The RDC-5300 uses SmartMedia cards, which now have a 64MB upper capacity. More common is the 8MB card. In the 1800x1200 PIC mode and F (Fine) recording mode you'll get nine images on an 8MB card. In the 900x600 PIC mode in economy mode you can get 99 images per card. Keep in mind that when shooting for prints use the highest pixel count and highest recording mode you can. If shooting for the web or e-mail then the N (Normal) mode in 900x 600 PIC mode is best. The number of images you get on a card is determined by how you mix the resolutions and modes. Swapping out cards is easy. What happens if you're out of cards? Ricoh has thought of that and supplies 8MB of internal memory in the camera.
The camera's 3x optical zoom yields the equivalent of a 38-114mm zoom on a 35mm camera, or moderately wide angle to a pretty good telephoto length. There's also a digital zoom function, which is actually a cropping function. It selects a portion of the recorded frame and delivers an image in 480x640 resolution. The autofocus range is an impressive 1.6" to infinity.
The RDC-5300 has a host of settings and options. You can shoot in gray scale or sepia mode and you can set flash modes just like with an advanced point-and-shoot film camera. You can also set an auto bracket mode that shoots three images--one at the camera recommended exposure settings, one with half as much light, and another with twice as much light exposure. You can also set auto white balance or numerous white balance modes, including daylight, cloudy, tungsten, or fluorescent.
You can also do data recording with the camera for date and time, "soften" the image slightly (great for portraits), and get a steadier shot in low light with "S" or shutter mode. All these and more are available from the extensive menu, accessible via the LCD monitor and the usual toggle and set buttons. Other features of merit include time lapse photography and the ability to patch the camera directly to a video output, such as your TV. One can spend much time playing with all the menu options in the various selectable modes.
The overall handling of the
camera is quite nice. It feels like a substantial point-and-shoot 35mm
model. Controls are evident and accessible, with icons on the control
dial readable and firm. The LCD monitor is fine, although like most
digital cameras this one can be tough to see in unshielded light in
If you're in the mood you can also use PhotoFantasy and PhotoMontage, which do pretty much what their names imply. You can even work uploads into a sharing and gifting site known as Photo Island. We applaud the integration of software here into what one could call a suite of solutions.
Our experience with the RDC-5300 was very good. The information that came with my camera said the RDC-5300 would sell for $699. We imagine the "street" price will vary, and may waver depending on how fast those 3.3Mp cameras hit the market. But at that $699 price point you're getting the complete package, and you might not have to go far from what you do get to have a full suite of imaging hardware and software. The camera, hookups, software, and thoughtfulness of the whole package make the RDC-5300 a sweet buy.

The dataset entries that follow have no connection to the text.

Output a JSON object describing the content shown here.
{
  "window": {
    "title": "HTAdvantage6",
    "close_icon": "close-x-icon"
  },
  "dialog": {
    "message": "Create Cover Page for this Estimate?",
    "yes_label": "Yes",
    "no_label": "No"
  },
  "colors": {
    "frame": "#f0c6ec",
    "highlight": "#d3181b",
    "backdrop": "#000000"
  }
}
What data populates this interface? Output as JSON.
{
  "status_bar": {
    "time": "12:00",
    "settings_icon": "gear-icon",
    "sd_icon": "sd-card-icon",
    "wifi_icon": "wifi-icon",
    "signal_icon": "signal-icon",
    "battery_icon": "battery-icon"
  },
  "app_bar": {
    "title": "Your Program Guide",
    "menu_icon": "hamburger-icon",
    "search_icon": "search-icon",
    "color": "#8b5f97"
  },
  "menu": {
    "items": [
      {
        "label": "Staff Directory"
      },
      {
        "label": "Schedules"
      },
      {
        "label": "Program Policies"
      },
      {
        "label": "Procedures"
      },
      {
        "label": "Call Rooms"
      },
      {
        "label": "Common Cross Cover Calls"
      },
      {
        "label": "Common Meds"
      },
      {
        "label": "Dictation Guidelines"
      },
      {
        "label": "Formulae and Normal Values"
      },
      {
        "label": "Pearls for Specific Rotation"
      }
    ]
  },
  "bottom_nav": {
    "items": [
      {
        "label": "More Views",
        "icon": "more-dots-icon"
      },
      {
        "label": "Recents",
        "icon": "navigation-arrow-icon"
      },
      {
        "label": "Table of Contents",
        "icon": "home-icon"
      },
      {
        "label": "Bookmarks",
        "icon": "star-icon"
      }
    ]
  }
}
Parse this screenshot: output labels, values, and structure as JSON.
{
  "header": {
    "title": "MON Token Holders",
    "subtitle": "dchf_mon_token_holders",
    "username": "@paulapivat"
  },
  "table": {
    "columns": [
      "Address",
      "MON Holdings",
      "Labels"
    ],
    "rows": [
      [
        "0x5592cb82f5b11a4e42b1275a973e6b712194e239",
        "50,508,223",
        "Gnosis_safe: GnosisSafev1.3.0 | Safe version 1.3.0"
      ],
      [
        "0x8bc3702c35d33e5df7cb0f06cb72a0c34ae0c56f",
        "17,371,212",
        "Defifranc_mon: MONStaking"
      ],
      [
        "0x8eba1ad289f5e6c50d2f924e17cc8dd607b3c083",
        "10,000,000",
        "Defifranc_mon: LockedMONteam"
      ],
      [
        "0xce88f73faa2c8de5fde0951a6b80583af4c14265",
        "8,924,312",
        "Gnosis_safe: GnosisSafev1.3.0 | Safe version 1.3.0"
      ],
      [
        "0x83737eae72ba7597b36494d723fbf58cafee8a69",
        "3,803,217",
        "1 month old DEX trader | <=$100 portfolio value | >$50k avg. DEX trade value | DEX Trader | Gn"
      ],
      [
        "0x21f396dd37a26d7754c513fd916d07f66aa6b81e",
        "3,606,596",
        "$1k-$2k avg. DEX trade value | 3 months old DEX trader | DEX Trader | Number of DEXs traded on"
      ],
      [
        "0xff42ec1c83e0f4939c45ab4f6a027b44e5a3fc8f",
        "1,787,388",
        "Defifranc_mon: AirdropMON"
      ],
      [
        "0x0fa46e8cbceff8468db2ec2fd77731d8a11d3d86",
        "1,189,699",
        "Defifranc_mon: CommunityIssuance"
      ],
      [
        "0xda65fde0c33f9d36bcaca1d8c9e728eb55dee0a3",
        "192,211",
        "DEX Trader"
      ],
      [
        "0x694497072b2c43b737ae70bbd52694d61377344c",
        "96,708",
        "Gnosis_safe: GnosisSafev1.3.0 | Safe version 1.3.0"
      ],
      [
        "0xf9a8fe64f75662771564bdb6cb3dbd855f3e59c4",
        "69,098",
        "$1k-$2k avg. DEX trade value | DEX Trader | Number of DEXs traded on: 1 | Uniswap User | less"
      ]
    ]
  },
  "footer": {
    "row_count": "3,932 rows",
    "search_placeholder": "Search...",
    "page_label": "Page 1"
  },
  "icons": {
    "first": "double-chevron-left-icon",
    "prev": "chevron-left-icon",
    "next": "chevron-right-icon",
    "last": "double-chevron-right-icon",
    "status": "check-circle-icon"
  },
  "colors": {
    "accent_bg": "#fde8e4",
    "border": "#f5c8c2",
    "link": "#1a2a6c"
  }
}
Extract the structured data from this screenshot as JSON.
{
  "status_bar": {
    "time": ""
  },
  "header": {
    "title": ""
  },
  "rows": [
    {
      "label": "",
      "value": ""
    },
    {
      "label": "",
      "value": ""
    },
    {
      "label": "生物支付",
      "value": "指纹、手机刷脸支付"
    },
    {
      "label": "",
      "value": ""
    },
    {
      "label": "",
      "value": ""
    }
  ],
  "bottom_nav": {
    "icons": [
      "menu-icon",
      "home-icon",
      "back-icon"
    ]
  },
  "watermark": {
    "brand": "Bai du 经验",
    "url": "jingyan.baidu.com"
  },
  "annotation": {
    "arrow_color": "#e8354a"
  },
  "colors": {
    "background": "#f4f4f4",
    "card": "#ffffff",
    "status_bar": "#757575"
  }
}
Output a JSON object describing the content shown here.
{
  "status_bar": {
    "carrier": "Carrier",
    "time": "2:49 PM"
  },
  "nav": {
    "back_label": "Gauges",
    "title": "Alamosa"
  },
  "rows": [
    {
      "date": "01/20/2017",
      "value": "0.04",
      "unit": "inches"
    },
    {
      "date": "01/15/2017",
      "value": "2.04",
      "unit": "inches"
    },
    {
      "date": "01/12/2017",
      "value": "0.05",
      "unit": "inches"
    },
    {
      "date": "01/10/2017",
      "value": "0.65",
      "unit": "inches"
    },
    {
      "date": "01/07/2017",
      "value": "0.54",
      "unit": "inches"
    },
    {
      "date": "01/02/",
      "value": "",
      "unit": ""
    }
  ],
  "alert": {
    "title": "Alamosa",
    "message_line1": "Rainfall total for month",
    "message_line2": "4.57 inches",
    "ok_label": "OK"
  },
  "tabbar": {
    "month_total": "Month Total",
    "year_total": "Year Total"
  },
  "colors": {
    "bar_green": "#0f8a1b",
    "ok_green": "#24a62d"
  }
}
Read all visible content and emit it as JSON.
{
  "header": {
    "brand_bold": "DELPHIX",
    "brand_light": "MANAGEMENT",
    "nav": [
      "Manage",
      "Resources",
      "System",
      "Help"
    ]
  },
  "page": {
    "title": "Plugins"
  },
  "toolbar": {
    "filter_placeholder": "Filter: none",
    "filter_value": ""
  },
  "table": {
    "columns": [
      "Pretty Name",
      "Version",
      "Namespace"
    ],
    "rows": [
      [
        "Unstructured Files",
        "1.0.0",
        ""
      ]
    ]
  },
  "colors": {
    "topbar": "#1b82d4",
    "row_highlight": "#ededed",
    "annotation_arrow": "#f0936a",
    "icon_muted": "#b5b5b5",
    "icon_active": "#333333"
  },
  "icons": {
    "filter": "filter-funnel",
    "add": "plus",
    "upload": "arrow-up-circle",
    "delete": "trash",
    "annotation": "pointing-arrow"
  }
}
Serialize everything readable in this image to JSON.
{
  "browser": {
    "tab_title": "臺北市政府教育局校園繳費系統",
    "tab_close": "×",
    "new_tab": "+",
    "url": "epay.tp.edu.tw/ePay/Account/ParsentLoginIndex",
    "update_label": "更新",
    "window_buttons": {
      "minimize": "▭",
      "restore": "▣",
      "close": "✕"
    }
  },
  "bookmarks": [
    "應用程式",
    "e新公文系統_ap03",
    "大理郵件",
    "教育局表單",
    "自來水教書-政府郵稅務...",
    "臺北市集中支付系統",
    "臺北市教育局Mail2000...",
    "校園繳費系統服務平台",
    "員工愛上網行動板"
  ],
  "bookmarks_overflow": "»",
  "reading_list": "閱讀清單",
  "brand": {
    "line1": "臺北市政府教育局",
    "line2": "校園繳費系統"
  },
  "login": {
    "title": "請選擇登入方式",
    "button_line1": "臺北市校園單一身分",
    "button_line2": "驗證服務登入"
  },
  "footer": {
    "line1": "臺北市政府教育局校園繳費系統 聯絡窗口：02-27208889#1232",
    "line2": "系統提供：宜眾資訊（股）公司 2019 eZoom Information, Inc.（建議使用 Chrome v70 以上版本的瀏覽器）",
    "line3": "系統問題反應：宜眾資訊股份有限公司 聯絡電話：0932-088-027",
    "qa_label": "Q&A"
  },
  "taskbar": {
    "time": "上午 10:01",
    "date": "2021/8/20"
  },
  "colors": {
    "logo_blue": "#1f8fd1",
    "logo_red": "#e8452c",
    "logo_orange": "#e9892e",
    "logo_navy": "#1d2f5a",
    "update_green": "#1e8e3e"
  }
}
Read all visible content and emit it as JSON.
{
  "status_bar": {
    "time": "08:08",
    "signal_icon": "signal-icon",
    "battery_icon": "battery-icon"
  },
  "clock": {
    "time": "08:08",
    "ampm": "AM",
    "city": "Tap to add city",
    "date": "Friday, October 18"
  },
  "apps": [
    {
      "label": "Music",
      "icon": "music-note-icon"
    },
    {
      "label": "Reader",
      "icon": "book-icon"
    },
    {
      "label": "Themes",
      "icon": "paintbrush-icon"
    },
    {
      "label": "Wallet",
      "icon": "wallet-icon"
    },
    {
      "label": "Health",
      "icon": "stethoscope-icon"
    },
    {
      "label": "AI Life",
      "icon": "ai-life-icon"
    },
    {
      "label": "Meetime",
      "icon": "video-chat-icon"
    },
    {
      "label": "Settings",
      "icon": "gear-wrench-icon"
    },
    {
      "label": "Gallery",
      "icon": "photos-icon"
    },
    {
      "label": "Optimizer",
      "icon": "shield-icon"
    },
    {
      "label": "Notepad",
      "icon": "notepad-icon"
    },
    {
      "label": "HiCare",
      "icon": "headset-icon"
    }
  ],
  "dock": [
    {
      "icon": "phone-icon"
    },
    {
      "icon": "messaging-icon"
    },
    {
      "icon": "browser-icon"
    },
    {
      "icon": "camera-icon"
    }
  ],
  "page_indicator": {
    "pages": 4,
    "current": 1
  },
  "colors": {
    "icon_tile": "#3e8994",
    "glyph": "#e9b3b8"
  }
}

For more information, contact Ricoh Corporation, 5 Dedrick Place, West Caldwell, NJ 07006; (800) 637-4264, (973) 882-2000; fax: (973) 882-5840; www.ricoh-usa.com.
- Seagate Unveils the World’s Highest Capacity Hard Drive with Room for All Your Images, Videos & More
- Check Out This Simple, Pixel-Perfect Trick for Aligning Multiple Images in Photoshop (VIDEO)
- Bay Photo Lab’s Xpozer Photo Wall Display Review
- Is Olympus Planning a Whopping 300-500mm F/2.8-4 Lens for Micro Four Thirds Cameras?
- Ask A Pro: Scott Kelby Answers Your Photography Questions